Task prompt -
Once you have read the records below, report how many lines contain the word "продолжает", and give nothing besides that number.

(Stored dataset items)

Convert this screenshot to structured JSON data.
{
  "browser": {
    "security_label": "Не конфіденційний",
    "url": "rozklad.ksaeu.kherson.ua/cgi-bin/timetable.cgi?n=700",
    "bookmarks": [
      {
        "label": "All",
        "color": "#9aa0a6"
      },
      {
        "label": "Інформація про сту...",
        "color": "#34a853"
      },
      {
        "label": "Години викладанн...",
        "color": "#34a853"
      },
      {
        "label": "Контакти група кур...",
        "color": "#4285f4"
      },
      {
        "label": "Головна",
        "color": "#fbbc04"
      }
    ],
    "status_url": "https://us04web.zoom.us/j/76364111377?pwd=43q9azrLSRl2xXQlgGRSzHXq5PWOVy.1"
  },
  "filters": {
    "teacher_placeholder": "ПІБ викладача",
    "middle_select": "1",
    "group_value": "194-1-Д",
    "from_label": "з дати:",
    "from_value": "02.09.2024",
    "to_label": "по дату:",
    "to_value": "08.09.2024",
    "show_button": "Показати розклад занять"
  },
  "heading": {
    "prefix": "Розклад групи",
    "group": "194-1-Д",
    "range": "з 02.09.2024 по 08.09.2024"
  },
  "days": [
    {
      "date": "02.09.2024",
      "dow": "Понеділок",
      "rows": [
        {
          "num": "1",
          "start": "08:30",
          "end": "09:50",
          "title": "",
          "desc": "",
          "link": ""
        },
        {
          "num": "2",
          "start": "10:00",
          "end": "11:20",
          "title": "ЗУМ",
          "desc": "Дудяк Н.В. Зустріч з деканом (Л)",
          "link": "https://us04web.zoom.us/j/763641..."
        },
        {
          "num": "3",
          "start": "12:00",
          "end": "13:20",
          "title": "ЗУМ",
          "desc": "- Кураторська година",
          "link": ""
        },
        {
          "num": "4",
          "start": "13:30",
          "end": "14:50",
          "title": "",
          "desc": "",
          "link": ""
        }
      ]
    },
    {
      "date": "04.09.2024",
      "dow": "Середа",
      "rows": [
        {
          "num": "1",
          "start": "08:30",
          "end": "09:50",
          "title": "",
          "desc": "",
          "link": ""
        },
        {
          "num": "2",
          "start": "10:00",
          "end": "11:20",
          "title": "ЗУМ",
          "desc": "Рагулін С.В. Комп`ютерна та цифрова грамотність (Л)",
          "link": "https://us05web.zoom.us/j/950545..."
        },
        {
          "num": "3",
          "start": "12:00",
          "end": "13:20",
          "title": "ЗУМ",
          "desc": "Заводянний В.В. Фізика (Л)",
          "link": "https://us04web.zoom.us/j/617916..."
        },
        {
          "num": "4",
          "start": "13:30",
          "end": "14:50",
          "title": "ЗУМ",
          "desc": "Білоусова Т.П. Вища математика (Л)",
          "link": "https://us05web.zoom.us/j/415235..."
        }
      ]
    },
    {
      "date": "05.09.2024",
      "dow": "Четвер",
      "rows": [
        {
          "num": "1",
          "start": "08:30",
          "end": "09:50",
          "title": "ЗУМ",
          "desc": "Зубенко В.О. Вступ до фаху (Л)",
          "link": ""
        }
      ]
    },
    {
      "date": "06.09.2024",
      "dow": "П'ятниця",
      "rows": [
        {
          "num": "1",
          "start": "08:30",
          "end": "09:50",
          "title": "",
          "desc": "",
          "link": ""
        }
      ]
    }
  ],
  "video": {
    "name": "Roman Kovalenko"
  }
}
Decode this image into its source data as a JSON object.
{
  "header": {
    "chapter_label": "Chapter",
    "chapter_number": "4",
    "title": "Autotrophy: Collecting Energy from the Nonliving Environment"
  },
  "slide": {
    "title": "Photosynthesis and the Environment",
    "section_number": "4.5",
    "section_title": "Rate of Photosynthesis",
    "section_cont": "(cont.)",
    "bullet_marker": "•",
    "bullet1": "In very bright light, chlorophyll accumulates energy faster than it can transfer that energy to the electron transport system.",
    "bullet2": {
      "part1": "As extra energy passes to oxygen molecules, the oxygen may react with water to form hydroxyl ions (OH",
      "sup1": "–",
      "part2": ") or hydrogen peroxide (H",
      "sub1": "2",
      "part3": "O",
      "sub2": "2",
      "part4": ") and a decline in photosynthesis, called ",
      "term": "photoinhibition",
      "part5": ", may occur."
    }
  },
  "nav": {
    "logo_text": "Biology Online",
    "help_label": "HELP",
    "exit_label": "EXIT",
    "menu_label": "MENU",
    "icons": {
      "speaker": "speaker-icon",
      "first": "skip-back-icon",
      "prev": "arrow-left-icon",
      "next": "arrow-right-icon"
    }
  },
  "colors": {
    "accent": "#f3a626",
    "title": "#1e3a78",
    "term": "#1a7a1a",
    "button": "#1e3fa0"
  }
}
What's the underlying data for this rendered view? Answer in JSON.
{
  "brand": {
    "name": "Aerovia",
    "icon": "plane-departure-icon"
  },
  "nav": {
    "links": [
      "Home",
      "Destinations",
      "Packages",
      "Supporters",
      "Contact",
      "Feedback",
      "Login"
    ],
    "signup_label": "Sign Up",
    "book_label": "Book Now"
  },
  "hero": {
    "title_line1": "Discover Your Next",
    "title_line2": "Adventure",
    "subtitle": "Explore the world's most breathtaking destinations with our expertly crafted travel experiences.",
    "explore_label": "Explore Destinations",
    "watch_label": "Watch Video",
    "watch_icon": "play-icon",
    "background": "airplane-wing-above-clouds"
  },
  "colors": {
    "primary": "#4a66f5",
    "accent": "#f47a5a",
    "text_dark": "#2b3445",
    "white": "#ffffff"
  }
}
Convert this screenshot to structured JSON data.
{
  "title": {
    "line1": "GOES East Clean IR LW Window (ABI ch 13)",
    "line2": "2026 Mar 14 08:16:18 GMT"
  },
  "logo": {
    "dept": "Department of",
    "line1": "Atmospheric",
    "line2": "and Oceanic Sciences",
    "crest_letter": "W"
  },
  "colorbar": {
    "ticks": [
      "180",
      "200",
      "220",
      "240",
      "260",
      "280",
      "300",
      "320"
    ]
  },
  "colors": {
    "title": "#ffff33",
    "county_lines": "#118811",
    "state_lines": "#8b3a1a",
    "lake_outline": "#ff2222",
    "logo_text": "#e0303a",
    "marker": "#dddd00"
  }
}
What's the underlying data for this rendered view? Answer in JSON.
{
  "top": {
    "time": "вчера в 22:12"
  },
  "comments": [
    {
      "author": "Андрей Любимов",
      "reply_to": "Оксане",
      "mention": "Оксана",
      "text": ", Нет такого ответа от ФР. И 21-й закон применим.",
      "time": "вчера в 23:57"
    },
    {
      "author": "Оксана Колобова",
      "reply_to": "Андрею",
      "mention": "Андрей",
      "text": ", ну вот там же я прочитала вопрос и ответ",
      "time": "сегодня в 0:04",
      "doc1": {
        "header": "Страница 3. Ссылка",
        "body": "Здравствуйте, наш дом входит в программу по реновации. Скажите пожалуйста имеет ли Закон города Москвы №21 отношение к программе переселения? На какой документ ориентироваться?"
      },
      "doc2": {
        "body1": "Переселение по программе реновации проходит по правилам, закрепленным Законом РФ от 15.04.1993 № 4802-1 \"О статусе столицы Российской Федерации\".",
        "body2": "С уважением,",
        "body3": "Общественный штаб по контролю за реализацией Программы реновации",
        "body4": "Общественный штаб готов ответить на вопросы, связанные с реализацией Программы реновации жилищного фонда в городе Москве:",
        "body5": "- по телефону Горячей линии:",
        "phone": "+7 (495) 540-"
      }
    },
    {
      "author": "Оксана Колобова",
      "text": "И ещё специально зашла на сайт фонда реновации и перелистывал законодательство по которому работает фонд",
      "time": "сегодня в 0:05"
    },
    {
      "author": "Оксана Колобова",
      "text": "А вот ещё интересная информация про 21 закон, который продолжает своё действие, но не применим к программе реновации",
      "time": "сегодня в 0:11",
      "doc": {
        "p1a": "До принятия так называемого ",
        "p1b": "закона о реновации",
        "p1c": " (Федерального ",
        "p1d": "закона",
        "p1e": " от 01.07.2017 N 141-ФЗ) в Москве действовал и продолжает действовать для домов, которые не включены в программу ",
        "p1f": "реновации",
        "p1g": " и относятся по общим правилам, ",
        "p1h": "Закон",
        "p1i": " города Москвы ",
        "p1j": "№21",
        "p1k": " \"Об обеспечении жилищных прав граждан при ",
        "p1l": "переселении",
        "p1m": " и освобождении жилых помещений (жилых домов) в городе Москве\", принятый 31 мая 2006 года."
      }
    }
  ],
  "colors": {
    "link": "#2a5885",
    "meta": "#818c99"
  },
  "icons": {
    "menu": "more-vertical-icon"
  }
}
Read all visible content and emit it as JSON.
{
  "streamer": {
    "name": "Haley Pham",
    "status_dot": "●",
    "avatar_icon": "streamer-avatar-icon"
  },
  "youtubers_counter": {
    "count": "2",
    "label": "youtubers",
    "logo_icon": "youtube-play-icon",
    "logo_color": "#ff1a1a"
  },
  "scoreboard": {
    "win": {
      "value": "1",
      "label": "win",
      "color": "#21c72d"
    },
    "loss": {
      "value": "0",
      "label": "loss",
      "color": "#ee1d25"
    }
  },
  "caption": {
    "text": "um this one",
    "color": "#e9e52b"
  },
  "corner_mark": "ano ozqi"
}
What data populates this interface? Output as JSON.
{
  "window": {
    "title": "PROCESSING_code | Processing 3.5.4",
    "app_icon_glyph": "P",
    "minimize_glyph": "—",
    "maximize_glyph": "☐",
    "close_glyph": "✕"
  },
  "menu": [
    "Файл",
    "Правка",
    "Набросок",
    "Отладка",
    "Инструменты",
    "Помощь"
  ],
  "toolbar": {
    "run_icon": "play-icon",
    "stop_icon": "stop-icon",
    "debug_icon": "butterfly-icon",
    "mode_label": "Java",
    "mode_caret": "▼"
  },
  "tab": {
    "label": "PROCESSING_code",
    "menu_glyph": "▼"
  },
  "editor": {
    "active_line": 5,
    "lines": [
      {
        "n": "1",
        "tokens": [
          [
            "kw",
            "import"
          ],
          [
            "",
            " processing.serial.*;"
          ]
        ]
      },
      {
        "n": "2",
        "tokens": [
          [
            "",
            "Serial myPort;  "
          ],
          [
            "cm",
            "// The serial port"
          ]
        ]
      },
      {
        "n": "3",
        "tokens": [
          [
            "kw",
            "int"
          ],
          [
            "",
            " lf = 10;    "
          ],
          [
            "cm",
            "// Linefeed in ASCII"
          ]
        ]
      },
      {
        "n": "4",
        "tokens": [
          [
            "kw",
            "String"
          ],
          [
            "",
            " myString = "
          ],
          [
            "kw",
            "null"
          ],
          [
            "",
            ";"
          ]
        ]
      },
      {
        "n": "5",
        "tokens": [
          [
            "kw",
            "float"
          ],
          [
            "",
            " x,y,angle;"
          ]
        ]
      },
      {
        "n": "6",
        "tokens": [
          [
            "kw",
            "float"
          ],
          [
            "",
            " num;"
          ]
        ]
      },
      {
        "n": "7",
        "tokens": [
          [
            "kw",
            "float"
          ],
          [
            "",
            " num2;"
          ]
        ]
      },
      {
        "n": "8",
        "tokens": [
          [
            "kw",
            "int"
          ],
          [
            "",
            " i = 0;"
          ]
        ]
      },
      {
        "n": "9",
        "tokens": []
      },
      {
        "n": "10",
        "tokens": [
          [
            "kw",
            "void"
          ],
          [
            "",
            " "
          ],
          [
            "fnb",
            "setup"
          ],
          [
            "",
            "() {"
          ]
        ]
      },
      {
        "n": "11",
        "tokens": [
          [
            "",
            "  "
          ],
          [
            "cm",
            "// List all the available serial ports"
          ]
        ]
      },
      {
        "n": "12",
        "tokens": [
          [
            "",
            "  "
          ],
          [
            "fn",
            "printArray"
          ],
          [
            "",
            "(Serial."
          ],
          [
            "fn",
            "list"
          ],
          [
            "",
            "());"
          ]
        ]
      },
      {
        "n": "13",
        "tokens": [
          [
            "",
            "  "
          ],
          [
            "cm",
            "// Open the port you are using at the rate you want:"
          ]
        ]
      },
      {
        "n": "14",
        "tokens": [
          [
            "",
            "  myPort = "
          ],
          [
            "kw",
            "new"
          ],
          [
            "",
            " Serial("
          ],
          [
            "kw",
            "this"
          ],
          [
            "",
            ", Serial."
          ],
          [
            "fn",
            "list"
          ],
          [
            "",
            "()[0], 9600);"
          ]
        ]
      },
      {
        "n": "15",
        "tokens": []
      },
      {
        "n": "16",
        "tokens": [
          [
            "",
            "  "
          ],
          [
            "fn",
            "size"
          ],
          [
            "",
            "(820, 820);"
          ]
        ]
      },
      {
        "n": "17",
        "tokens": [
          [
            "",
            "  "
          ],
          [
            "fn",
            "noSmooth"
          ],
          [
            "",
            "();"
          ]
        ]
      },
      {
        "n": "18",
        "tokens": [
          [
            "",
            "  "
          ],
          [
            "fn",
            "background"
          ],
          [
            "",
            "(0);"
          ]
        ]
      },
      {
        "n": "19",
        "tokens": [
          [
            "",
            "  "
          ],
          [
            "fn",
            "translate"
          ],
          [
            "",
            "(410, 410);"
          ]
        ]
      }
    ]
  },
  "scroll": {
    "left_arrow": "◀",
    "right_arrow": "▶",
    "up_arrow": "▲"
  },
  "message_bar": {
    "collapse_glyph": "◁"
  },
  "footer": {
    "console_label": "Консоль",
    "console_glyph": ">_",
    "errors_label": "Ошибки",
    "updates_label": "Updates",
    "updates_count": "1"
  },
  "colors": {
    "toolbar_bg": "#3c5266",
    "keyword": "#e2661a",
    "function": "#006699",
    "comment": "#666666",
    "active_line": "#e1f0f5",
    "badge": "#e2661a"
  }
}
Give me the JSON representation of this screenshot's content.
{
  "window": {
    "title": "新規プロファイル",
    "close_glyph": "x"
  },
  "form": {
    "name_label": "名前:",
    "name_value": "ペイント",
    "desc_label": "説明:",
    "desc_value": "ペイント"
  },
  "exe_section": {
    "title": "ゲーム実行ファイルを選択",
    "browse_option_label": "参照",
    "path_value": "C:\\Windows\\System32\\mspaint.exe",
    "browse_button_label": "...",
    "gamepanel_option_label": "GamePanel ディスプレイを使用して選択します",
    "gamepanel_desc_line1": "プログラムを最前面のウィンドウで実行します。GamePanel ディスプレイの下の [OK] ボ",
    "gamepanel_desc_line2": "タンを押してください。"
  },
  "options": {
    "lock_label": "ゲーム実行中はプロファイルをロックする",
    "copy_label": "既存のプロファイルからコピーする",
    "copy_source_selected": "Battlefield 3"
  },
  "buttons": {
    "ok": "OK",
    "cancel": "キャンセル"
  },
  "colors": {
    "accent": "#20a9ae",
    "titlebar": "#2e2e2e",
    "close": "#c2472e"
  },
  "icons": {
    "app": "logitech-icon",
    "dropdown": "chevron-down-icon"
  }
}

Your response -
2